Remember what you’re campaigning for. Keep your cool and always return to your arguments. With every campaign try to crystallise three key messages that you come back to often with your campaign’s targets. Respect the people that you are trying to persuade. An articulate and polite manner always helps.
In what ways is 21st Century technology important for campaigning and how does your campaign use it?
The internet is the hub of the Climate Rush campaign. It was launched on Facebook and social networked out from there. Apart from online networking, the internet was invaluable for locating and contacting a variety of interest groups who might want to be involved in our campaign.
When organising events we can keep everyone up to date and involved with that process through twitter feeds and blogs. It’s easy to disseminate information and keep others involved in the day to day running of the campaign.
If we want to organise an event quickly then we use telephone trees to gather large numbers of people quickly. This technique is also invaluable in organsing flash-mobs.
What kind of actions have you created and why did you choose them?
Climate Rush organised a rush on Parliament when over 1,000 women, men and children, dressed in Suffragette costumes to demand 80% cuts in CO2 emissions by 2050. Three days later the government announced they would do just that. This event was to push for climate action, celebrate the radical and inspiring history of the Suffragettes and encourage more ‘normal’ people to act now for climate change.
On the evening before the government was to announce its decision on whether it would build a third runway at Heathrow Airport, Climate Rush organised an Edwardian picnic / sit-in throughout Terminal One of Heathrow Airport. This action was to show people how fun and inspiring it could be to take radical action on climate change. It was also to warn the government about the level of activism they could expect if they were to expand Heathrow Airport. Over 600 people forced the closure of Terminal One by holding an Edwardian picnic plus dance in the terminal building.
What are your main tips to getting press coverage?

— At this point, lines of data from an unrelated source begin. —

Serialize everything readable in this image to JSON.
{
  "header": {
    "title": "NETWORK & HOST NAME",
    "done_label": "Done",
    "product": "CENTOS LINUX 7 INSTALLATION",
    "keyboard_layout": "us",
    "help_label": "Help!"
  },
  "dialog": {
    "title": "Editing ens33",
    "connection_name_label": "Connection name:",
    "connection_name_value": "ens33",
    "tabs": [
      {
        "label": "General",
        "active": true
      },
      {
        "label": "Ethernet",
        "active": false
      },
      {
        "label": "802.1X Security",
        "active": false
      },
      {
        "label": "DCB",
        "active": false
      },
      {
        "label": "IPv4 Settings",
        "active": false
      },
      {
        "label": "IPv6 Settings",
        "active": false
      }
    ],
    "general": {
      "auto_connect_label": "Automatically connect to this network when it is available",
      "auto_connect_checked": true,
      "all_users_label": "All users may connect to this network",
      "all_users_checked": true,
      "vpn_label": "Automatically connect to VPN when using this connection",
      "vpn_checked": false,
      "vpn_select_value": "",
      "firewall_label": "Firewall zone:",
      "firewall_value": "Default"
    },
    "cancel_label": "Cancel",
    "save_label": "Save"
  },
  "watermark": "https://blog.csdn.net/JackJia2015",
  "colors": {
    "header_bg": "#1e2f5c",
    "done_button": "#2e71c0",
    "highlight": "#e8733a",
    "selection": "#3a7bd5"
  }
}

1. Think of the photo. Make sure that you are creating a photo opportunity from your event / campaign.
2. Have three key messages (what you would like to see happen) for your campaign and repeat them time and time again in press releases and to journalists.
3. Send out a press release ahead of the event and call newsdesks on the day (twice) to impress them with your event and ask that they send a journalist down.

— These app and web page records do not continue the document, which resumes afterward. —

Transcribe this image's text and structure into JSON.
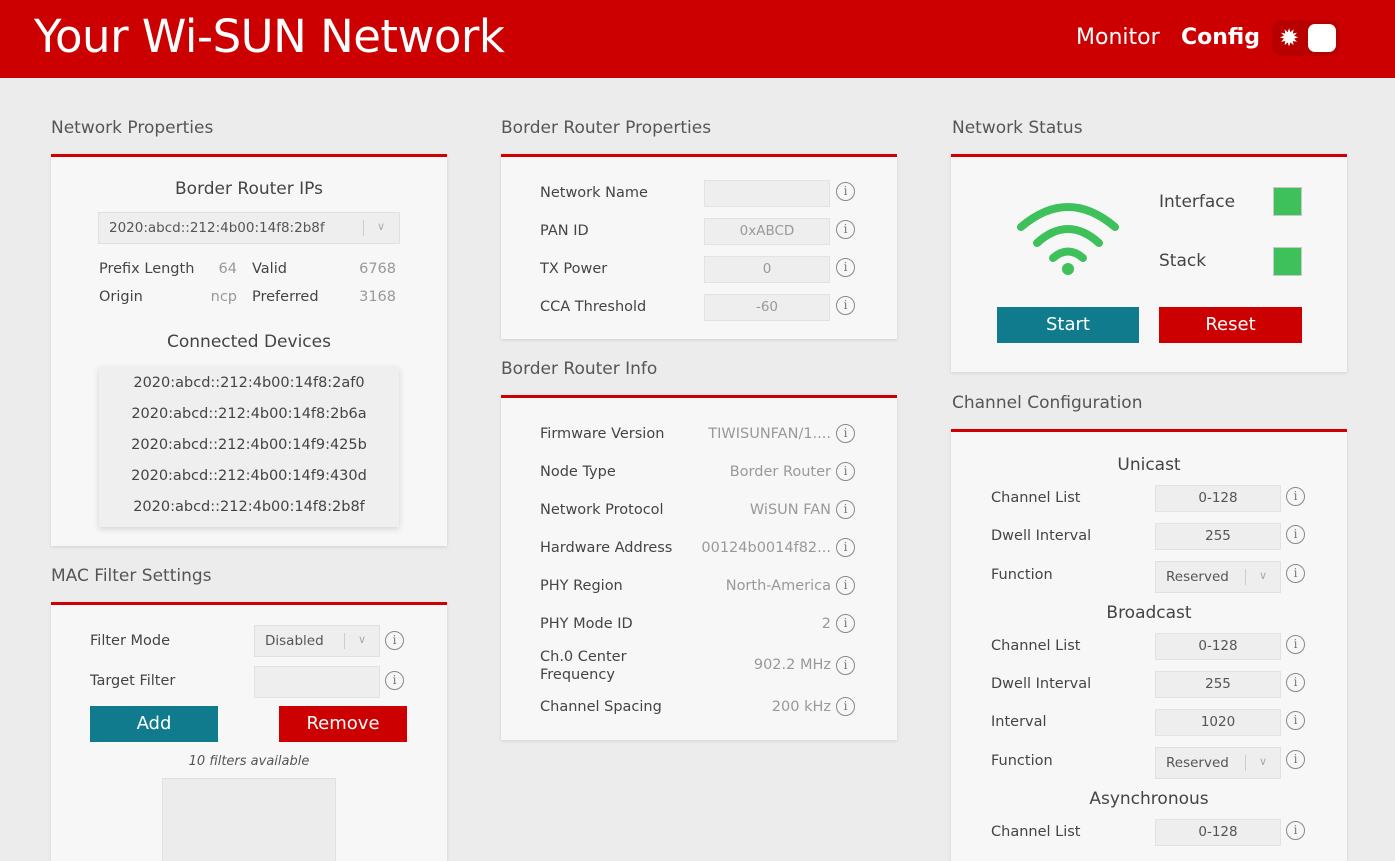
{
  "header": {
    "title": "Your Wi-SUN Network",
    "nav": {
      "monitor": "Monitor",
      "config": "Config"
    },
    "theme_icon": "sun-icon"
  },
  "network_properties": {
    "title": "Network Properties",
    "br_ips_heading": "Border Router IPs",
    "selected_ip": "2020:abcd::212:4b00:14f8:2b8f",
    "prefix_length_label": "Prefix Length",
    "prefix_length_value": "64",
    "valid_label": "Valid",
    "valid_value": "6768",
    "origin_label": "Origin",
    "origin_value": "ncp",
    "preferred_label": "Preferred",
    "preferred_value": "3168",
    "connected_heading": "Connected Devices",
    "devices": [
      "2020:abcd::212:4b00:14f8:2af0",
      "2020:abcd::212:4b00:14f8:2b6a",
      "2020:abcd::212:4b00:14f9:425b",
      "2020:abcd::212:4b00:14f9:430d",
      "2020:abcd::212:4b00:14f8:2b8f"
    ]
  },
  "mac_filter": {
    "title": "MAC Filter Settings",
    "filter_mode_label": "Filter Mode",
    "filter_mode_value": "Disabled",
    "target_filter_label": "Target Filter",
    "target_filter_value": "",
    "add_label": "Add",
    "remove_label": "Remove",
    "filters_note": "10 filters available"
  },
  "br_properties": {
    "title": "Border Router Properties",
    "network_name_label": "Network Name",
    "network_name_value": "",
    "pan_id_label": "PAN ID",
    "pan_id_value": "0xABCD",
    "tx_power_label": "TX Power",
    "tx_power_value": "0",
    "cca_label": "CCA Threshold",
    "cca_value": "-60"
  },
  "br_info": {
    "title": "Border Router Info",
    "rows": [
      {
        "label": "Firmware Version",
        "value": "TIWISUNFAN/1...."
      },
      {
        "label": "Node Type",
        "value": "Border Router"
      },
      {
        "label": "Network Protocol",
        "value": "WiSUN FAN"
      },
      {
        "label": "Hardware Address",
        "value": "00124b0014f82..."
      },
      {
        "label": "PHY Region",
        "value": "North-America"
      },
      {
        "label": "PHY Mode ID",
        "value": "2"
      },
      {
        "label": "Ch.0 Center Frequency",
        "value": "902.2 MHz"
      },
      {
        "label": "Channel Spacing",
        "value": "200 kHz"
      }
    ]
  },
  "network_status": {
    "title": "Network Status",
    "interface_label": "Interface",
    "stack_label": "Stack",
    "interface_color": "#3ec05a",
    "stack_color": "#3ec05a",
    "wifi_color": "#3ec05a",
    "start_label": "Start",
    "reset_label": "Reset"
  },
  "channel_config": {
    "title": "Channel Configuration",
    "unicast_heading": "Unicast",
    "uc_channel_list_label": "Channel List",
    "uc_channel_list_value": "0-128",
    "uc_dwell_label": "Dwell Interval",
    "uc_dwell_value": "255",
    "uc_function_label": "Function",
    "uc_function_value": "Reserved",
    "broadcast_heading": "Broadcast",
    "bc_channel_list_label": "Channel List",
    "bc_channel_list_value": "0-128",
    "bc_dwell_label": "Dwell Interval",
    "bc_dwell_value": "255",
    "bc_interval_label": "Interval",
    "bc_interval_value": "1020",
    "bc_function_label": "Function",
    "bc_function_value": "Reserved",
    "async_heading": "Asynchronous",
    "async_channel_list_label": "Channel List",
    "async_channel_list_value": "0-128"
  },
  "colors": {
    "brand": "#cc0000",
    "teal": "#0f7b8d",
    "status_ok": "#3ec05a"
  },
  "icons": {
    "info": "i"
  }
}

What are the main obstacles you have come up against and how did you overcome them?
The only thing to fear is fear itself. I know it sounds cheesy but it really works that way. The difficulties I’ve encountered are all to do with people (or myself) feeling unappreciated or burnt out. The way of countering that is to be clear of what your target is. The individual is always a means to a campaign’s end - he or she is not the end of the campaign itself. Stay positive, believe that one day, by working with others, the end of your campaign will be achieved and don’t be scared of taking some time off when you’re feeling exhausted or unsure that your campaign will be successful. But also, always remember to get back in touch with the people who share your passion and get reinspired to join the campaign.
What issues do you think most concern young people today?
Climate change. It’s the problem that all of our futures will be spent mitigating and adapting to.
What key advice would you give young people who want to set up their own campaigns?
Get a good network - talk to people and find out how they could be of help / what resources they might have.
Think in terms of events - engaging and fun events that draw attention to your campaign.
Be in touch with local news and radio.
Use the internet for gathering information and putting your campaign out to people who will be interested in it.